A beautifully understated and surprisingly engaging book about a Chinese tenor struggling to make it on his own in the US after finding himself on the wrong side of the Chinese party. I appreciated the picture of modern China and an individual Chinese artist through Tian’s experiences with the Chinese government, friends, and family as he is bribed, blacklisted, and receives appeals to his love of and duty towards his country. Where some of the government techniques were things I had heard of, many were not, and I was surprised at the insidious nature of government manipulations outside of China through local operatives, foreign newspapers, etc. Tender and reflective, this is the story of Tian’s life, not a political treatise or call to arms. Tian in some ways is a bit of an innocent — decidedly apolitical and consistently working to maintain artistic integrity and personal principles. I learned a lot and was surprised that the book kept pulling at me as it isn’t my typical fare. Definitely worth reading.

A few quotes:

“This new understanding threw him into a peculiar kind of excitement, because it indicated that the citizens and the country were equal partners in an agreement. Tian gathered that this equality must be the basis of democracy. Now he could see why the Constitution meant so much to the United States. It was the foundation of the nation. With such a realization he became willing to defend the Constitution, even to bear arms if he was called upon, simply because he believed in noble ideas and was willing to sacrifice …”

“He realized many immigrants were in varying degrees of the same situation: They were attempting to break loose from the grip of the past and to start over in a faraway place, but few of them could foresee the price for that new beginning, or the pain and the hardship that came after.”

“In the context of the Tiananmen massacre, China seemed to him more like an old hag, so senile and so ailing that she had to eat the flesh and blood of her children to sustain herself.
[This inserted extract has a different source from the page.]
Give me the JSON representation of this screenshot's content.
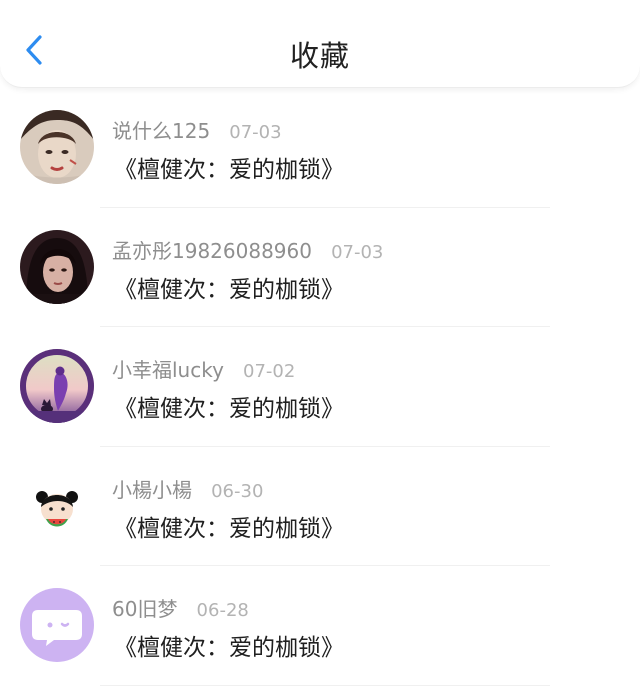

In the back of his mind lingered a question to which he didn’t yet know the answer: If a country has betrayed a citizen, isn’t the citizen entitled to betray the country?”

Thank you to Knopf Doubleday Pantheon and NetGalley for providing an advance copy of this book in exchange for my honest review. The book will be published on July 27th, 2021.